Gary Piazza, Ph.D., professor of pharmacology at the USA College of Medicine and co-lead investigator, discovered and developed a novel RAS inhibitor class.
By Brittany Otis
A researcher at USA Health Mitchell Cancer Institute and the Department of Pharmacology at the University of South Alabama College of Medicine is part of a collaboration to explore a potential treatment for aggressive cancers.
Gary Piazza, Ph.D., professor of pharmacology at the USA College of Medicine and co-lead investigator, discovered and developed a novel RAS inhibitor class. RAS inhibitors may help treat aggressive cancers that are RAS-driven such as pancreatic, colon and lung cancers.
RAS is a protein sending signals to a chain of proteins that converge on the nucleus to alter gene transcription. Mutations of RAS oncogenes signal cancer cells to grow and spread throughout the body. Oncogenes, or cancer-causing genes such as RAS, can transform a cell into a tumor cell, in certain circumstances.
RAS inhibitors have not yet been approved by the U.S. Food and Drug Administration but represent a potential new treatment for aggressive cancers, Piazza said.
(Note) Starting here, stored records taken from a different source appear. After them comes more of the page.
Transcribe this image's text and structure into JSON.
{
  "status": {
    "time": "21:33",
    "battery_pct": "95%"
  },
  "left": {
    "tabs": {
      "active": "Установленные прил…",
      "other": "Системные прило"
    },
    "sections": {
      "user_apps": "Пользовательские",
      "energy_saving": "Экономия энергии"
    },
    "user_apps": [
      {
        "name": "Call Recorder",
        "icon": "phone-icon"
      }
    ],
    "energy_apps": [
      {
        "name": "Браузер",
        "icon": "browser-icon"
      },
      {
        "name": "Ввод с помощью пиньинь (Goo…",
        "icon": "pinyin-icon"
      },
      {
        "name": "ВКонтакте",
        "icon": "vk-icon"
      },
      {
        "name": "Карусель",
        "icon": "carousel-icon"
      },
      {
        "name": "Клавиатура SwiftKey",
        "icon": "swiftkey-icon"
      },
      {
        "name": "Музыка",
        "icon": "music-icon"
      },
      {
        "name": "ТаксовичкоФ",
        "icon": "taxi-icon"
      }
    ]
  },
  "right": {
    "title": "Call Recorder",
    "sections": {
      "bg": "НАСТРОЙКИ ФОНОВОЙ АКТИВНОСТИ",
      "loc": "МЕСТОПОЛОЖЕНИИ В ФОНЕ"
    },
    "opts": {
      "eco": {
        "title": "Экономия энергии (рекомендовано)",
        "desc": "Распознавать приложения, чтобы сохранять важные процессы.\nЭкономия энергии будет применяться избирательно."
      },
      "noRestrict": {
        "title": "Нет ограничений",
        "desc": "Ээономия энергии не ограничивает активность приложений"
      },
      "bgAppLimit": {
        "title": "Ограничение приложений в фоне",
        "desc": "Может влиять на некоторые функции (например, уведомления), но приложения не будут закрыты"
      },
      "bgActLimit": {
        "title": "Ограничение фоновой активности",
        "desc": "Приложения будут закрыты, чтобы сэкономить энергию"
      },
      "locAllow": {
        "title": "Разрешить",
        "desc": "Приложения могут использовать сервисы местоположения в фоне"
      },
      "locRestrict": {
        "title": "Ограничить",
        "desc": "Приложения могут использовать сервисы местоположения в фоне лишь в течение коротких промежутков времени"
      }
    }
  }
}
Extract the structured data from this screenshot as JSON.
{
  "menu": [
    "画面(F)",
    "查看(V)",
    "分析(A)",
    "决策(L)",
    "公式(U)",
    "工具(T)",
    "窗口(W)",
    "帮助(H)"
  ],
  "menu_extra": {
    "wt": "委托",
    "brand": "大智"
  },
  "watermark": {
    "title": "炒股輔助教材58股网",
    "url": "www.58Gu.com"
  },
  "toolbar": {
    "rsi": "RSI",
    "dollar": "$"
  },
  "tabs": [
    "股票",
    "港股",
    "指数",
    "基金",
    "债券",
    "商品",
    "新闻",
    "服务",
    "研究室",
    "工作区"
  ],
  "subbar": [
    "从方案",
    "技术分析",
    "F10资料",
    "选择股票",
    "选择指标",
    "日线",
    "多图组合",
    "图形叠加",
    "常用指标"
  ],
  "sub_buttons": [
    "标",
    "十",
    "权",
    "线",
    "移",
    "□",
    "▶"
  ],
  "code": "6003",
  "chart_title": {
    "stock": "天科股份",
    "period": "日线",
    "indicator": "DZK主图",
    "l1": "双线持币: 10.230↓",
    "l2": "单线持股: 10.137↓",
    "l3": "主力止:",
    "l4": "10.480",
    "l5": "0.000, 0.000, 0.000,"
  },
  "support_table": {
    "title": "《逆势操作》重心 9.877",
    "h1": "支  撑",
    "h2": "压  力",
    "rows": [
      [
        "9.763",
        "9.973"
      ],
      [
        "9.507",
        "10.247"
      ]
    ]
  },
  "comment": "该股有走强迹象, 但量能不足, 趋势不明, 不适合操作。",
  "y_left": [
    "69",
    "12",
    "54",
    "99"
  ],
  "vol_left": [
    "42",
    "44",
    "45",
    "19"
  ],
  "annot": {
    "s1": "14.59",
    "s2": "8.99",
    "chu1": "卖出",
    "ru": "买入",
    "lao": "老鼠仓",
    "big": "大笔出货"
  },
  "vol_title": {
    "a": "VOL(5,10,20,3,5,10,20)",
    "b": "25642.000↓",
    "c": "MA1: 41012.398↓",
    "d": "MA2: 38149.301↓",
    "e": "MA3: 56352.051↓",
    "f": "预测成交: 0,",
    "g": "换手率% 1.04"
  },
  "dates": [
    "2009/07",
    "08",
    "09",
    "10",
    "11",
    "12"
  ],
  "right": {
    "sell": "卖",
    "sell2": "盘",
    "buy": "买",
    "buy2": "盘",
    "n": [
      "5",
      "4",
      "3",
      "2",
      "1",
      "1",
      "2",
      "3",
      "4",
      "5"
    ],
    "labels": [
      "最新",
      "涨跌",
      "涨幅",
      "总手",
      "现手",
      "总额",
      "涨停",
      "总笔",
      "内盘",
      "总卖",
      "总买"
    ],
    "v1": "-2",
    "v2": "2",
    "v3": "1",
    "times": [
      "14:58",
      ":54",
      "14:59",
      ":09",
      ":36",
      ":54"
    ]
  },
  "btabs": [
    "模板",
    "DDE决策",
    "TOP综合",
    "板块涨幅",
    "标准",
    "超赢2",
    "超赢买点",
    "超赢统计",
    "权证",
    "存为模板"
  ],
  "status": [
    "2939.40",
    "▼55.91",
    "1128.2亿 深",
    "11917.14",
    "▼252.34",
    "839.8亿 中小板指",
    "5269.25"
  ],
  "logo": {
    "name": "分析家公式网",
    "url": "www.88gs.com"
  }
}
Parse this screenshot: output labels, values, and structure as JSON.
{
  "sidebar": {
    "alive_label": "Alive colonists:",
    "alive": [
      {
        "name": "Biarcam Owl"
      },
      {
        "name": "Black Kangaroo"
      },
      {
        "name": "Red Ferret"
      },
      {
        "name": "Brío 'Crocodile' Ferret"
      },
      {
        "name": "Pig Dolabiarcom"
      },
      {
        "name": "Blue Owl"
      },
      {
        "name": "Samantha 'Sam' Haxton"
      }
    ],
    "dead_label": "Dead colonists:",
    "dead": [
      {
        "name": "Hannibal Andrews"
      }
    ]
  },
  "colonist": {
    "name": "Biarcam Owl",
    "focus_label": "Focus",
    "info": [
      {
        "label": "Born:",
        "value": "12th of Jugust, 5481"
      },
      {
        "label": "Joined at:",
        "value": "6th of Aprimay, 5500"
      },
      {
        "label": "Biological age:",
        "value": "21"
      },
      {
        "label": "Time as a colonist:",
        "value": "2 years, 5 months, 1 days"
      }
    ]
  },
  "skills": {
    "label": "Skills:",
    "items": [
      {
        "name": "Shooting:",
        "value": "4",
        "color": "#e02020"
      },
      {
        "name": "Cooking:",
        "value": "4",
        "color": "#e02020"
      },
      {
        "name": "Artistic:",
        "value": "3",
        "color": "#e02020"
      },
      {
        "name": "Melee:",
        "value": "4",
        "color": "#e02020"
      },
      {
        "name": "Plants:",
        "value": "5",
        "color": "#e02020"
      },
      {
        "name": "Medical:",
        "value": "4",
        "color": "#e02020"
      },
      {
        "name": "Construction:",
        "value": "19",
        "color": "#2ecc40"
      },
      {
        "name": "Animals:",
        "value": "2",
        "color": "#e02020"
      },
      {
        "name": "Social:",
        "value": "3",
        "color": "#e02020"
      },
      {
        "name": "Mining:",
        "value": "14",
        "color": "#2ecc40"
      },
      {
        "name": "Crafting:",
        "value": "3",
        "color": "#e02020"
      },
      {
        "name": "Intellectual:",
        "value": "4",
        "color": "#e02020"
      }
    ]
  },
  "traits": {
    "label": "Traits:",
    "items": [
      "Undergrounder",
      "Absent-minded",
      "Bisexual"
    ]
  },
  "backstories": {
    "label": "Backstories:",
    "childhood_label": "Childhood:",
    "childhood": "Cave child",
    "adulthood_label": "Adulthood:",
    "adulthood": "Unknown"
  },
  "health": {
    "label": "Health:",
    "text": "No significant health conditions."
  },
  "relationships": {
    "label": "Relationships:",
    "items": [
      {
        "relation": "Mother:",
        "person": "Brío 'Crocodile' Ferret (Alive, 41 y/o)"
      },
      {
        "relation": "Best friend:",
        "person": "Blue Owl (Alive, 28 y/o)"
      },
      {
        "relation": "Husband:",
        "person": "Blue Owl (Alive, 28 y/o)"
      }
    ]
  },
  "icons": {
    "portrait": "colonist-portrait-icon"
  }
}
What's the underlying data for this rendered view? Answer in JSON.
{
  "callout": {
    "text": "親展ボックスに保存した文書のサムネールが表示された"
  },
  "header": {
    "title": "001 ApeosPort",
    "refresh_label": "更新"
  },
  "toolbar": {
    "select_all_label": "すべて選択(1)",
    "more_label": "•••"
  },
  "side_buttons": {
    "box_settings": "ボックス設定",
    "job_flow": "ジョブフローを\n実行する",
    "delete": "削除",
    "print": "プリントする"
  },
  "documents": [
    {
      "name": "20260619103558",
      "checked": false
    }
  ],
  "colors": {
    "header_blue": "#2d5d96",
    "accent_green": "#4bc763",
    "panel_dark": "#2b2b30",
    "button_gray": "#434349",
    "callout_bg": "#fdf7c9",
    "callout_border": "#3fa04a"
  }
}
RAS inhibitors are in clinical trials, but would be limited to patients diagnosed with a specific type of RAS mutation.
Piazza hopes his discovery of a novel class of a RAS inhibitor could prove to be effective for a broader group of patients diagnosed with any type of RAS mutation.
“To receive this grant is an important step forward to accelerate our research so that we can develop more effective and safer therapeutics for patients with aggressive cancers,” Piazza said.
Pancreatic ductal adenocarcinoma (PDA), or pancreatic cancer, is among the deadliest cancers with a 10 percent, five-year survival rate and is often diagnosed in advanced stages. Mutated forms of RAS genes occur in more than 90 percent of patients with PDA.
Piazza spearheads the project with a University of Alabama at Birmingham researcher, Donald Buchsbaum, Ph.D. They plan to continue their research by preparing cancer cells, derived from patients with pancreatic cancer, to evaluate the anticancer activity of their novel RAS inhibitor class.
The grant is part of the Richard A. Elkus, M.D. Eminent Scholars Fund in Gastrointestinal Oncology at UAB. It promotes innovative research and scientific understanding of gastrointestinal cancers, especially pancreatic cancer. The ultimate goal of the fund is to create new therapeutics for thousands of Americans suffering with gastrointestinal cancers.